New research shows that women’s exposure to chemicals such as bisphenol A and perfluoroalkyl substances have been associated with reducing the duration of breastfeeding. A researcher says that further research is required to understand how endocrine disruptors do this because breastfeeding is healthy for both the mother and the child.
The environment contains many substances that may be endocrine disruptors, affecting puberty, fertility or the immune system.
New research shows that some of these substances can also affect how long a mother breastfeeds her child.
According to the researchers behind the study, the result is useful because breastfeeding is essential for the baby’s development, including developing the child’s immune system. Breastfeeding also has many benefits for the mother, including reducing the risk of developing breast and ovarian cancer.
The research results also arrive at a time when more and more women report difficulty maintaining breastfeeding for as long as the Danish Health and Medicines Authority and other health authorities recommend.
“Women are vulnerable when they breastfeed, and many women find that they cannot produce enough milk to maintain breastfeeding. They want to breastfeed because it is important but cannot, and animal studies have shown that many substances in the environment can hormonally affect pregnancy and mammary gland development. This study showed that this also applies to people, with high levels of endocrine disruptors reducing the duration of breastfeeding,” explains a researcher behind the study, Amalie Timmermann, Assistant Professor, National Institute of Public Health, University of Southern Denmark, Copenhagen.
2,500 women participated
In the two studies, Amalie Timmermann and colleagues investigated whether having high concentrations of bisphenol A (BPA) or perfluoroalkyl substances (PFAS) in the blood or urine influences the duration of breastfeeding.
BPA is used in plastics and to coat the inside of cans, and PFAS have been used in everything from the textile industry to making Teflon®. There is international pressure to completely phase out the use of these substances.
The research was based on the Odense Child Cohort, in which researchers monitored 2,500 pregnant women and their children over several years.
During the study period, the women provided blood and urine samples and answered questionnaires about breastfeeding. The women recorded when they started feeding their children anything other than exclusively breast-milk, such as breast-milk substitute or porridge, and when they completely stopped breastfeeding.
The researchers linked the data on breastfeeding with the concentrations of PFAS and BPA in blood and urine provided by the women.
BPA slightly increases the risk of stopping breastfeeding
The researchers divided the women into three groups according to the concentrations of BPA in the urine samples.

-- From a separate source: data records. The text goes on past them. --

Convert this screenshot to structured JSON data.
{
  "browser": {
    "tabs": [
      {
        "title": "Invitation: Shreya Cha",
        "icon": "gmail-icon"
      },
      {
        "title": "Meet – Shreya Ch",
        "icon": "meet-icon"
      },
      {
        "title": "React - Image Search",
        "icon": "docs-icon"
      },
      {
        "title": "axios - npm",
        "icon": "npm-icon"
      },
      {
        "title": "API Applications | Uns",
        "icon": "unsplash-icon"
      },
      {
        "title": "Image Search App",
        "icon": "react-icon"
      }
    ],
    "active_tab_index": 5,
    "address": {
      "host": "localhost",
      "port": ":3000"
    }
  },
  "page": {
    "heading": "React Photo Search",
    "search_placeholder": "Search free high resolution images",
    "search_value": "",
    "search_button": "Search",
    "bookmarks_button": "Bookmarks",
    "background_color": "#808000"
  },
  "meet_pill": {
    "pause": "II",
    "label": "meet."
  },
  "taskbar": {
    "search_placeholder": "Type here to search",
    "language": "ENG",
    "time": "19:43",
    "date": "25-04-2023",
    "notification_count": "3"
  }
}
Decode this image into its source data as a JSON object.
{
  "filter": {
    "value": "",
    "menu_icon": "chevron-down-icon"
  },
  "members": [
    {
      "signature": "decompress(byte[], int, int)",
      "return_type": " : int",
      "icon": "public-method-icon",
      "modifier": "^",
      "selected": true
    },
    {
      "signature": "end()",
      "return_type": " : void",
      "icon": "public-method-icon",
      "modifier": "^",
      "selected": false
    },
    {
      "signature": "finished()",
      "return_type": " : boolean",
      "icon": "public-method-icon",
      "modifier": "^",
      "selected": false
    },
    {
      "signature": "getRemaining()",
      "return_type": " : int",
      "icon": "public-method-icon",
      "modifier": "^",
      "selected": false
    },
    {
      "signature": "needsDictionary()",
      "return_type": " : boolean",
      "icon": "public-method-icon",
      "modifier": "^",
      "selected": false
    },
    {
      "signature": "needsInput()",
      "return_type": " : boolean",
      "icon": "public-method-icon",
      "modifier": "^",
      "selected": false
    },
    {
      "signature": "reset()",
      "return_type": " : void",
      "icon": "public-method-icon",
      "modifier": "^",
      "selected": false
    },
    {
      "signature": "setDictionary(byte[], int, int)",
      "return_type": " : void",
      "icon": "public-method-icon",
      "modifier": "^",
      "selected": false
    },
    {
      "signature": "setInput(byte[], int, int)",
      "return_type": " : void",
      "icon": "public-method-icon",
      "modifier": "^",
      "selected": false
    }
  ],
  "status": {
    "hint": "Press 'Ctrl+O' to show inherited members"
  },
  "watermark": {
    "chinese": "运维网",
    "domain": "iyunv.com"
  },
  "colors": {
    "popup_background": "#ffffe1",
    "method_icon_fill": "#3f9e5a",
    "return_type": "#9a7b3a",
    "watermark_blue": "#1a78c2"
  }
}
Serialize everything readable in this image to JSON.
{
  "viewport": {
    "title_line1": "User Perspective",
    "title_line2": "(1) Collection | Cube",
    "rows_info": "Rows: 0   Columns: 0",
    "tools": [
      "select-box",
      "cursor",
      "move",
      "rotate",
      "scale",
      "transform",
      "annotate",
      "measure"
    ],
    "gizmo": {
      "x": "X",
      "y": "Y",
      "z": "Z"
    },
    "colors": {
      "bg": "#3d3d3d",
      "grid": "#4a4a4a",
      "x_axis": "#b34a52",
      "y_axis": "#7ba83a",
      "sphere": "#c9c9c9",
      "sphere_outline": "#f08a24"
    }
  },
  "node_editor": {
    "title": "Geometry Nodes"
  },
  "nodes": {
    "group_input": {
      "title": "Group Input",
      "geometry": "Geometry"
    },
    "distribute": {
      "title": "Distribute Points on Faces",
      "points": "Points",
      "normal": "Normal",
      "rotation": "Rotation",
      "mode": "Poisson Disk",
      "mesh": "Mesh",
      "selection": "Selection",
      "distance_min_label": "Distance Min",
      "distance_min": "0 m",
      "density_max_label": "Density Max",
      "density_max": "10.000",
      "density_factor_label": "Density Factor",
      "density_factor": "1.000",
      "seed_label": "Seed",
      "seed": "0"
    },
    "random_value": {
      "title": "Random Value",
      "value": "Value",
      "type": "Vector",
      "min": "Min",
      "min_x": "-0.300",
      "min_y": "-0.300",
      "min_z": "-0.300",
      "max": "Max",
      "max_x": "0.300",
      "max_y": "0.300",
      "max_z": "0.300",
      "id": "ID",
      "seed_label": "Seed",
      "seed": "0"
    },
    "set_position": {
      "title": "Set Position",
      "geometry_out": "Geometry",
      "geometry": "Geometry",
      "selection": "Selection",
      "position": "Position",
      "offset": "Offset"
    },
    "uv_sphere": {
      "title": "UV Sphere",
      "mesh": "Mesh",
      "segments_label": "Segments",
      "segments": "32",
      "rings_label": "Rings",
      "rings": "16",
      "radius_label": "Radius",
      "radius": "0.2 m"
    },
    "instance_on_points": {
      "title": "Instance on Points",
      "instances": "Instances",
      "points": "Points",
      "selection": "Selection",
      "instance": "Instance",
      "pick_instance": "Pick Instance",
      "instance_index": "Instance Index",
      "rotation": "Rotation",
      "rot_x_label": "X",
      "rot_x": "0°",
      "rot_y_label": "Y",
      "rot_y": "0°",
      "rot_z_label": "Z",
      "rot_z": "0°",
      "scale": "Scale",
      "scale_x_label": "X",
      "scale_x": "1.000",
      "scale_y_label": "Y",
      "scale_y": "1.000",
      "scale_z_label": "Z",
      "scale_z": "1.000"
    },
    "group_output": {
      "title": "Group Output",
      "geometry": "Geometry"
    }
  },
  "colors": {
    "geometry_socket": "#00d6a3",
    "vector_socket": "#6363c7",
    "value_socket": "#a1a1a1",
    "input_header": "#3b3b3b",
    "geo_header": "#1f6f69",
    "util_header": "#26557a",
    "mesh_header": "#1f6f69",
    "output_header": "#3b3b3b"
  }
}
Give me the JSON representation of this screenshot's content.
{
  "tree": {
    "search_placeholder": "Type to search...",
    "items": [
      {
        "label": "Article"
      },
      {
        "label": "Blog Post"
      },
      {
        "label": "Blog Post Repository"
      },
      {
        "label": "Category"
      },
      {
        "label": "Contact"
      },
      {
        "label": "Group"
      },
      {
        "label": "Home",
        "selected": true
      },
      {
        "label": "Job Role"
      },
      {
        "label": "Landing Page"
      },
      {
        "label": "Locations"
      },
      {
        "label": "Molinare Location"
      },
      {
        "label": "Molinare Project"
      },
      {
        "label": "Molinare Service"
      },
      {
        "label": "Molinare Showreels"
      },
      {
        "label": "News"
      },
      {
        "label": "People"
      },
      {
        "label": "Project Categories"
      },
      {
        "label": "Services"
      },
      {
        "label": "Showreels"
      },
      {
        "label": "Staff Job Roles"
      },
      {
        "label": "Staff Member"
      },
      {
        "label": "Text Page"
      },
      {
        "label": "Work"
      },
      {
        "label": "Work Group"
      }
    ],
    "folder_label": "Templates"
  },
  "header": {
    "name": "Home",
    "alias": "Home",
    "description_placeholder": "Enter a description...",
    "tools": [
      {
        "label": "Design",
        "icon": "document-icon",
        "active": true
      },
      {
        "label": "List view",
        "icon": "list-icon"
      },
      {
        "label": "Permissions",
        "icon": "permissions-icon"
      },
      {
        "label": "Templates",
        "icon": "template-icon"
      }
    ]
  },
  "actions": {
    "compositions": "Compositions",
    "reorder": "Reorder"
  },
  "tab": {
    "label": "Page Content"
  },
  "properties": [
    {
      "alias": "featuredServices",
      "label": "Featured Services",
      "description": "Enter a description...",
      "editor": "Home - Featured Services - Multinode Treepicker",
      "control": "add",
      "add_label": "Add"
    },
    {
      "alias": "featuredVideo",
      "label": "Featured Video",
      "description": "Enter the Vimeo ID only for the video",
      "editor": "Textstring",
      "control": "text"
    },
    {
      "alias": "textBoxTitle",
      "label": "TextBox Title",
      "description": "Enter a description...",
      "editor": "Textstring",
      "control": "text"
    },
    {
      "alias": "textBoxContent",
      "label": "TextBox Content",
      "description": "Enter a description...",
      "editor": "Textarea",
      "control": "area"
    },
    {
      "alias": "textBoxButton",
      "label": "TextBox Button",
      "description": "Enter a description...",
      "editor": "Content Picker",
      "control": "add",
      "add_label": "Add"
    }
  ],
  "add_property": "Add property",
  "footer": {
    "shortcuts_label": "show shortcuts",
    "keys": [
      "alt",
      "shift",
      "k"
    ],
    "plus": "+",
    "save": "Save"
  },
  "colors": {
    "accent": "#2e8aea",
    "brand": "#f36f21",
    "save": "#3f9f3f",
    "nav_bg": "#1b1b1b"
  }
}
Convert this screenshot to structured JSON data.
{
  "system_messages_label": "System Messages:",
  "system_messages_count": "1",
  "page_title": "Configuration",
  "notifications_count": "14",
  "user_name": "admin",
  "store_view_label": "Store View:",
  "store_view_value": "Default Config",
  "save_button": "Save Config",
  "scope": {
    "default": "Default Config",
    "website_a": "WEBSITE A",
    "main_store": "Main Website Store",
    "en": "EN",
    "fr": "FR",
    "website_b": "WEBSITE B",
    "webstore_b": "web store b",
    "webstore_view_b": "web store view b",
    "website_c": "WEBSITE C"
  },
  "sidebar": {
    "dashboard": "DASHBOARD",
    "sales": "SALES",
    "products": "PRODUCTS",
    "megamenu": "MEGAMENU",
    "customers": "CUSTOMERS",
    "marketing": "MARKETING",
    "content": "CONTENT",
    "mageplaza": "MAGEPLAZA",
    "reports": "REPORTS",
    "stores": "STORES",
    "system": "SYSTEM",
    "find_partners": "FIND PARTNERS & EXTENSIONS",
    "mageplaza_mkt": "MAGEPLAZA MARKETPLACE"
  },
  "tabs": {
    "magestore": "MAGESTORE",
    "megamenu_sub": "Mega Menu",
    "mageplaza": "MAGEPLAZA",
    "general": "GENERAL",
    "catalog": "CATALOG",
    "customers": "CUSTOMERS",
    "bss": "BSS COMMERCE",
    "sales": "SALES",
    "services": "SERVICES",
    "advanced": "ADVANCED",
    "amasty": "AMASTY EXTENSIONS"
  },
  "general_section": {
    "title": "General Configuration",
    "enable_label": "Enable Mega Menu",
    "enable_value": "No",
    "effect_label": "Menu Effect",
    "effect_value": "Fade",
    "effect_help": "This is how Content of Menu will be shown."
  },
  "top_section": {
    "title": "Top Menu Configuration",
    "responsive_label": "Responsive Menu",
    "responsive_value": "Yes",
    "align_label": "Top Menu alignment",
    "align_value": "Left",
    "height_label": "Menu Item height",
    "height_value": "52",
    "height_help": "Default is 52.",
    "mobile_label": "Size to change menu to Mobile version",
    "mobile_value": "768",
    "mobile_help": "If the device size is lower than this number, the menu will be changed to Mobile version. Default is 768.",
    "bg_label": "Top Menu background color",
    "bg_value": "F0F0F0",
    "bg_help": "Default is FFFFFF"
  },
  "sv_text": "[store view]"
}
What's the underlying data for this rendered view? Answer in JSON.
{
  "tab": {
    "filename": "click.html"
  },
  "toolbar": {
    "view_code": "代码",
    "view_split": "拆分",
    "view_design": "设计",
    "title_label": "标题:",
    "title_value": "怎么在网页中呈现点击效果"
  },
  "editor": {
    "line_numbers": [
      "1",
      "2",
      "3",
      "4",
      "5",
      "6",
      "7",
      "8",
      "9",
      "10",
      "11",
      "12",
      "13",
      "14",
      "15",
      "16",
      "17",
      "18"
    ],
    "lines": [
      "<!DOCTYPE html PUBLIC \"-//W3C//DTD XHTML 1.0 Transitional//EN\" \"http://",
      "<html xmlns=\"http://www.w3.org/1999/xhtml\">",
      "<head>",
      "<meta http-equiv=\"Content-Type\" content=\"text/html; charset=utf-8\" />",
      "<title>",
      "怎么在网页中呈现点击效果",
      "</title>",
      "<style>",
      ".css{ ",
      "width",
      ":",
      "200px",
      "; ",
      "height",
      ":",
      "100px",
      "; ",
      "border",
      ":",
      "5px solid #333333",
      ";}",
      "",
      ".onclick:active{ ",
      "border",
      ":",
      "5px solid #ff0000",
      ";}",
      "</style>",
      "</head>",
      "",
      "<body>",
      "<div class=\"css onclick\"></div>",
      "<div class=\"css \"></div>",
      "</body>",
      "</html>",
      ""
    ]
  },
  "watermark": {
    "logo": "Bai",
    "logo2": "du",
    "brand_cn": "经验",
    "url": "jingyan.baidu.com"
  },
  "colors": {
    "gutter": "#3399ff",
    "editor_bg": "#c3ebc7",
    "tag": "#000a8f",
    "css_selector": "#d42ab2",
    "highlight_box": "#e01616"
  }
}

High versus low concentrations of BPA were associated with discontinuing breastfeeding earlier, both 1) complete discontinuation and 2) partial discontinuation, including a transition to porridge or breast-milk substitute.
At each time point, women with the highest concentrations of BPA had a 7% higher risk of stopping breastfeeding than women with the lowest concentrations of BPA.
However, this result was not statistically significant.
“Thus, we cannot be sure that the apparent association actually exists. We found a slightly increased risk of early cessation of breastfeeding, but the result was not statistically significant and must therefore be reassessed in new research to confirm whether the association is real,” says Amalie Timmermann.
PFAS reduces the duration of breastfeeding
The researchers found a clear association for PFAS.
For each doubling of the concentration of PFAS in the blood (such as from 1 to 2 ng/mL), the risk of discontinuing breastfeeding increased by 20%.
The result was statistically significant and is in accordance with similar studies from the United States, Sweden, the Faroe Islands and other places.
“Overall, the conclusion is that some of the chemicals in our surroundings can affect a woman’s duration of breastfeeding,” explains Amalie Timmermann.
Major focus on environmental factors
Amalie Timmermann explains that, although the researchers found an association, it is too early to say for sure why women exposed to endocrine disruptors may stop breastfeeding sooner.
The researchers examined whether the endocrine disruptors affect the concentrations of prolactin, which stimulates milk production during and after pregnancy, but found no association.
“We do not yet know much about the underlying mechanisms, but the chemicals somehow affect the physiological functions that support breastfeeding, possibly by reducing milk production,” says Amalie Timmermann, who adds that she advocates more strongly focusing on the environmental factors that can affect the duration of breastfeeding.
“So we should not just tell women that breastfeeding for a long time is healthy for both themselves and their child. We as a society also need to protect them from the environmental factors that may reduce the duration,” concludes Amalie Timmermann.